June 7, 2000, The Diamond Project IV, New York City Ballet, , New York State Theater
Original Cast
Wendy Whelan, Kristin Sloan, Jock Soto, Albert Evans

31 min.

Béla Bartók (1881-1945) is considered one of the 20th-century's greatest composers. He established an international reputation for his research into folk music as well as for composition and his virtuoso piano technique. As a child he was exposed to several varieties of folk music by his mother, who was a piano teacher. Bartók became an accomplished pianist and composer while still very young. Bartók had the facility of composing music in which folk elements were transmuted into universal themes. He was not popular in his homeland (his music lacked melody and was considered atonal, although that was not the case), but was highly regarded outside his native Hungary. With Dance Suite (1920), Bartók finally achieved popularity within Hungary.

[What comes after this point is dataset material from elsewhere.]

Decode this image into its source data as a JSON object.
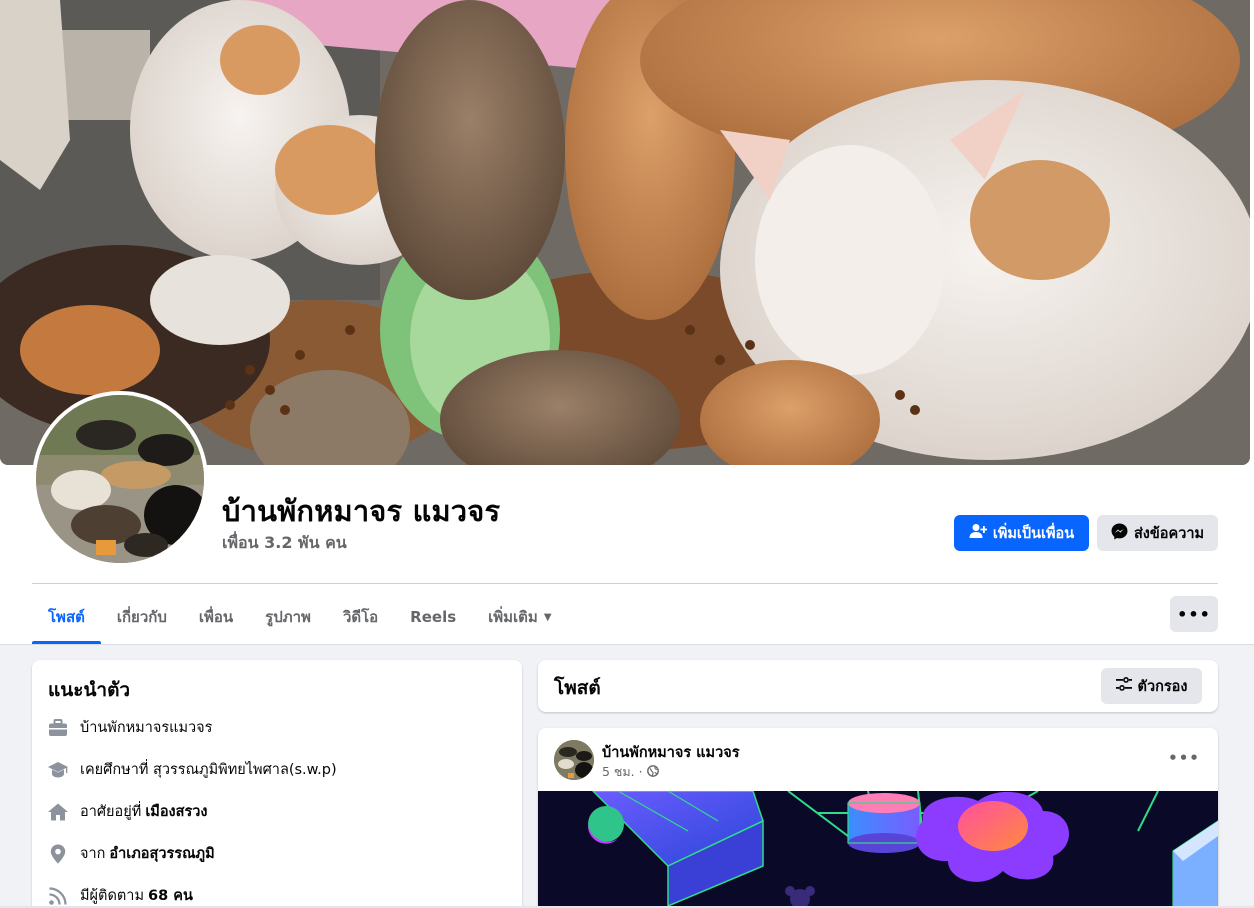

Liszt influenced the type of musical structures Bartók developed. Halsey Steven in his biography of Bartók has written: "His motives, frequently of two or three notes only, are in a constant state of regeneration. They grow organically; they proliferate; the evolution process is kinetic. No doubt many motivic manipulations which seem carefully calculated were brought about intuitively." When the Nazi threat grew imminent, Bartók left Hungary and settled in the United States where, until his death, he worked at Columbia University and pursued an active career as a composer. Within a few years of his death, Bartók was among the most performed of all modern composers. His Mikrokosmos (153 graded pieces for the piano ranging from simple to difficult) became standard teaching material. It can be said that Bartók's music, taken as a whole, represents most of the modern techniques in melody, harmony, rhythm, tonality and texture.